This document provides Best Practices related to the publication and usage of data on the Web designed to help support a self-sustaining ecosystem. Data should be discoverable and understandable by humans and machines.
We need the Internet of Things to be the next step in the series that began with the general purpose PC and continued with the Internet and general purpose protocols—systems that support personal autonomy and choice. The coming Internet of Things envisions computing devices that will intermediate every aspect of our lives. I strongly believe that this will only provide the envisioned benefits or even be tolerable if we build an Internet of Things rather than a CompuServe of Things.
Kenneth has isolated Chrome’s dev tools into its own app. This is a big step towards this goal:
Why are DevTools still bundled with the browsers? What if clicking “inspect element” simply started an external DevTools app?
With DevTools separated from one specific browser, a natural next step would be making the DevTools app work with other browsers.
A cute videolette on web standards.
This is what Scott Jenson has been working on—a first stab at just-in-time interactions by having physical devices broadcasting URLs.
Walk up and use anything
A cautionary tale from Stuart. We, the makers of modern technology, are letting people down. Badly.
We’re in this to help users, remember: not just the ones who think as we do, but the ones who rely on us to build things for them because they don’t know what they’re doing. If your response is honestly “well, he should have spent more on a phone to get something better”, then I’m exceedingly disillusioned by you.
Some musings from Norman Walsh. I have to say, I’m still not entirely sure why the HTML/XML Task Force exists.
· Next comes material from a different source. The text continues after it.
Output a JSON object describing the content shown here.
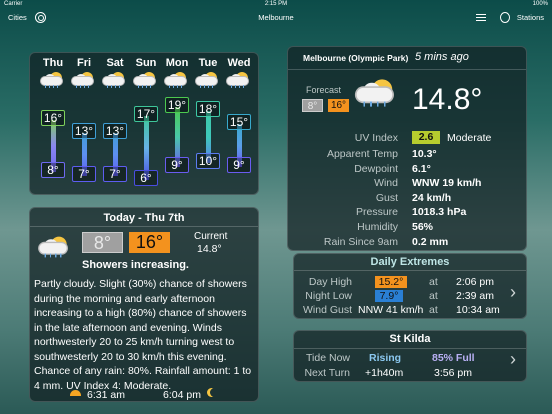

The “use cases” described here are vague and handwavey.
All the tests and all the results, all in one place.
Bert Bos's 2000 Treatise (published in 2003) is a must-read for anyone involved in developing any kind of format. "This essay tries to make explicit what the developers in the various W3C working groups mean when they invoke words like efficiency, maintainability, accessibility, extensibility, learnability, simplicity, longevity, and other long words ending in -y."
This presentation by Steven Pemberton increases in value over time.
Ben Buchanan on how most supposedly open Web 2.0 (sic) sites are really walled gardens lacking interoperability.